The great news is that Jesus is not only my example but also my Redeemer.
I could tell that Chester was on to something, particularly in Chapter 2, when he described three wrong reasons to change: 1) to prove myself to God, 2) to prove myself to other people, or 3) to prove myself to myself.
At the heart of any advice that Chester gives is the theological reality of God and the gospel. For example, he talks about some “reminder phrases” that he uses to help others stay focused on the gospel in the midst of fear:
God is greater than your thought.
Not what if? but what is, and what is, is that God is in control.
The reality of the gospel is that behavior does not justify us before God and, therefore, only changing behavior will always be short-lived and misguided. At the heart of behavior are the affections that motivate those behaviors. To overcome sin I not only have to purge it from my life, I have to replace it with an affection for Jesus alone.
Pastor Tim Piland shared an excellent message from Matthew 28:19-20 this past Sunday at Nansemond River Baptist Church. I love to listen to Pastor Tim share; he is biblical, passionate, and relevant. I like to tell people that he’s 65 going on 20. He has the energy and passion of a young man with the wisdom and wit of a seasoned veteran. I think he has a faint hint of Jimmy Stewart in his voice as well .
In any case, Tim made a comment (I think I’ve heard similar comments before) about sharing the gospel:

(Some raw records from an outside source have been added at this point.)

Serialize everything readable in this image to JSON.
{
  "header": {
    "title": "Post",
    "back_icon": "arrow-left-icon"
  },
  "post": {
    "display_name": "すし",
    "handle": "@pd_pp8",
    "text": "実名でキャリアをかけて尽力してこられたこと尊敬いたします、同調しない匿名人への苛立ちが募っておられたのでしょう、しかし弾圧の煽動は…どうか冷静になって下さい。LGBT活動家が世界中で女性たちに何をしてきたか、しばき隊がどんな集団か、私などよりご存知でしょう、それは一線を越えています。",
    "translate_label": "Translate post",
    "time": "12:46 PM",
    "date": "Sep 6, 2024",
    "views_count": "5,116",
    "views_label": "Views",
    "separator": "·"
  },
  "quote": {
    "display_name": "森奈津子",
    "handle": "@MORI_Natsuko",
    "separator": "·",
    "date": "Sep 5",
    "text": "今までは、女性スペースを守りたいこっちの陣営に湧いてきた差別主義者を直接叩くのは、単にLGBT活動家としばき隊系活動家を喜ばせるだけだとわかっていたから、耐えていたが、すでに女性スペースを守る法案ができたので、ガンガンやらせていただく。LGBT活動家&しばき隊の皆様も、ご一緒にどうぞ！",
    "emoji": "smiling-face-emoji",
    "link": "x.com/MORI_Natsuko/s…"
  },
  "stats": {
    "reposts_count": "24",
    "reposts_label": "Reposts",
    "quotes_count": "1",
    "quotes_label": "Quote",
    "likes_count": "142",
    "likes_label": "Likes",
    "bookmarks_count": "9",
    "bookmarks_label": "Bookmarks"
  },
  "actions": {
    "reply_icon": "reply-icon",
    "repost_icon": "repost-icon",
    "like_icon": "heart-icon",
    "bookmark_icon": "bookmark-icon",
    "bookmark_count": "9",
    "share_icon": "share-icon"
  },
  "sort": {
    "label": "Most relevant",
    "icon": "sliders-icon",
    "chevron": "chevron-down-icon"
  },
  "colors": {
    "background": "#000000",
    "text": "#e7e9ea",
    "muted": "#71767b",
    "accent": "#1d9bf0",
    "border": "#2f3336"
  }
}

The gospel is not a commodity to be sold; it is a relationship to be shared.
I grew up learning all the methods of evangelism (E.E., Romans Road, 4 Spiritual Laws, Steps to Peace with God, F.A.I.T.H., etc.). As I’ve grown (a little) older I’ve found methods to be helpful but often inadequate. Each person is different and, therefore, every time I share my faith it sounds a little different. The content must always be biblical but the method of organization and communication is often ad hoc.
More important than the method, however, is the relationship. We must build relationships with people that can bear the weight of the gospel. The message of sin and salvation is heavy stuff and casual conversations rarely offer the opportunity for a meaningful dialogue. Talking about football and the weather is hardly a natural segue to the magnitude of the death and resurrection of Jesus Christ.

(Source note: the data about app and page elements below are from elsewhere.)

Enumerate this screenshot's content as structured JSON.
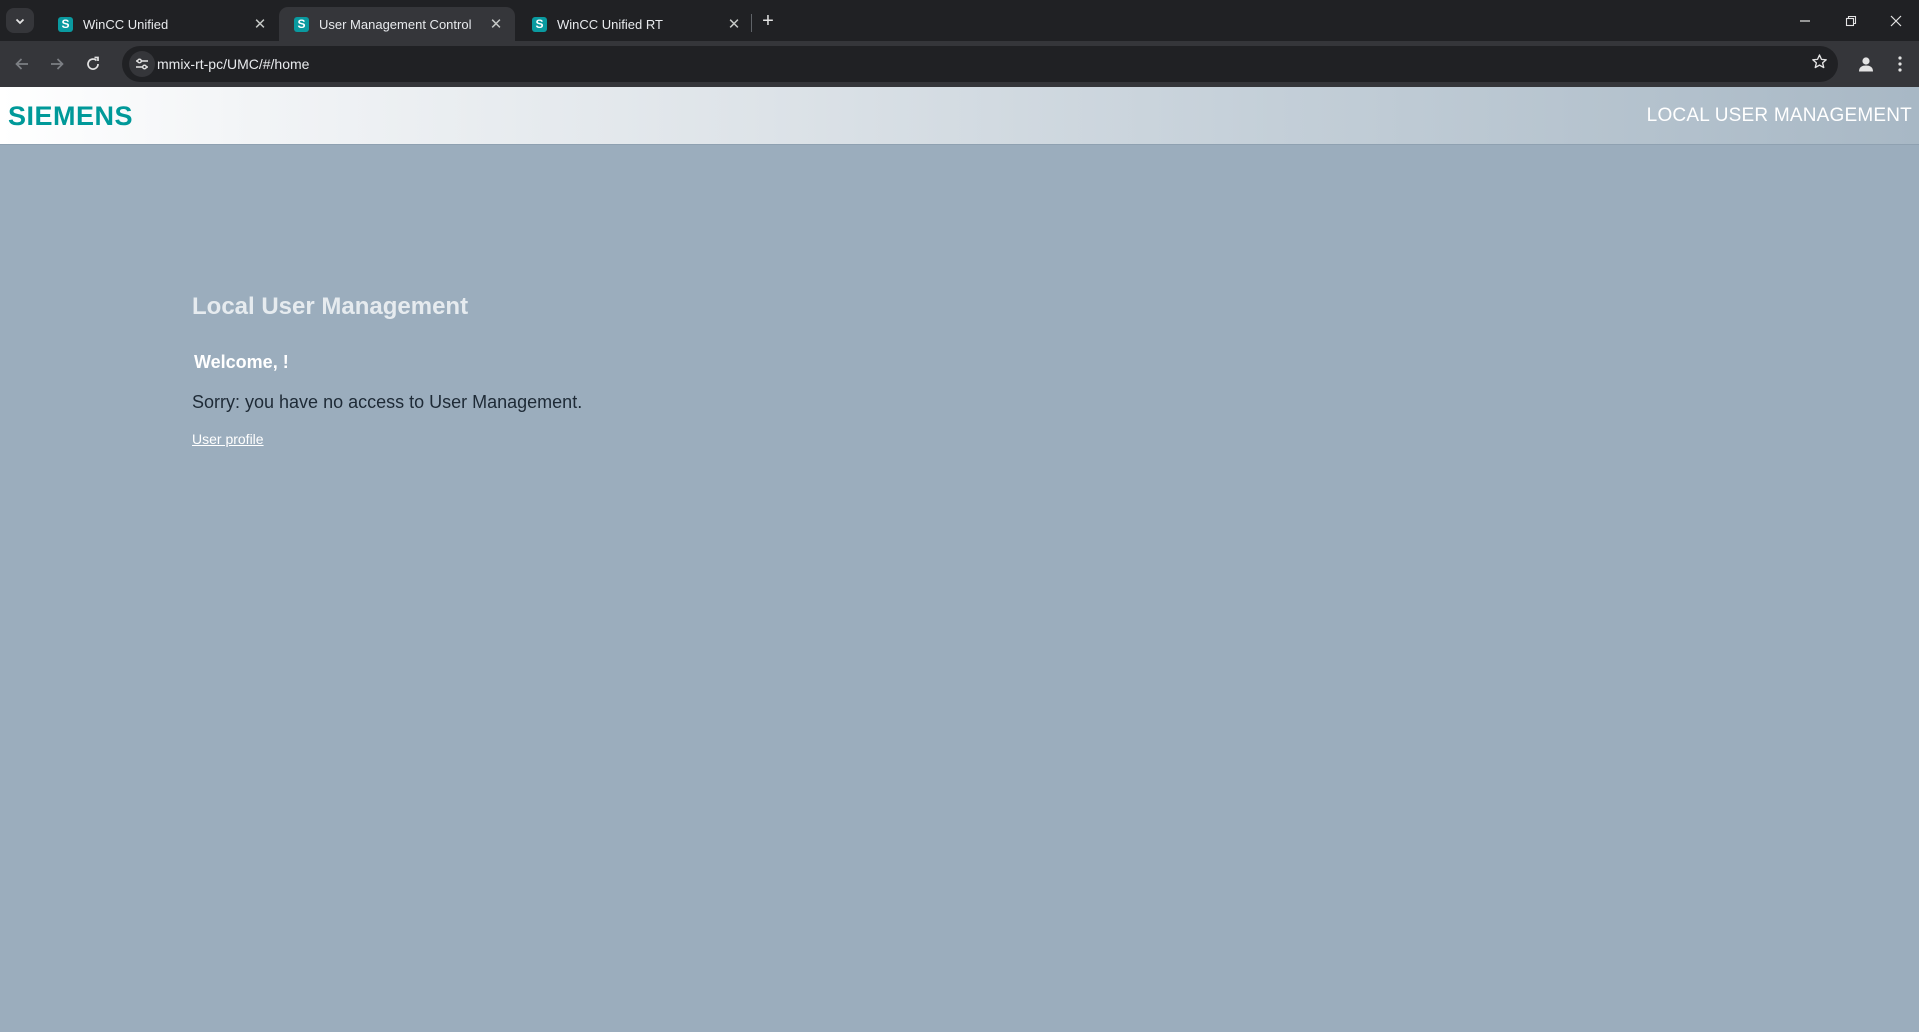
{
  "browser": {
    "tabs": [
      {
        "title": "WinCC Unified",
        "favicon": "S",
        "active": false
      },
      {
        "title": "User Management Control",
        "favicon": "S",
        "active": true
      },
      {
        "title": "WinCC Unified RT",
        "favicon": "S",
        "active": false
      }
    ],
    "url": "mmix-rt-pc/UMC/#/home",
    "icons": {
      "tab_search": "chevron-down-icon",
      "new_tab": "plus-icon",
      "back": "arrow-left-icon",
      "forward": "arrow-right-icon",
      "reload": "reload-icon",
      "site_info": "tune-icon",
      "bookmark": "star-icon",
      "profile": "person-icon",
      "menu": "kebab-icon"
    }
  },
  "header": {
    "logo": "SIEMENS",
    "title": "LOCAL USER MANAGEMENT",
    "logo_color": "#009999"
  },
  "main": {
    "heading": "Local User Management",
    "welcome": "Welcome, !",
    "message": "Sorry: you have no access to User Management.",
    "profile_link": "User profile"
  }
}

Too often fervent evangelists see people as converts to be won. I am reminded of Kevin Roose’s experience at Thomas Road Baptist Church and Liberty University chronicled in the book Unlikely Disciple:
When I told the Liberty students at Thomas Road that I hadn’t accepted Christ as my savior, the entire dynamic of the conversation changed. It began to feel distant and rehearsed, like a pitch for Ginsu knives.
People are unique and interesting and the gospel is not formulaic. Different people have different objections and hangups to the gospel. I know that I value authenticity and honesty much more than a polished presentation.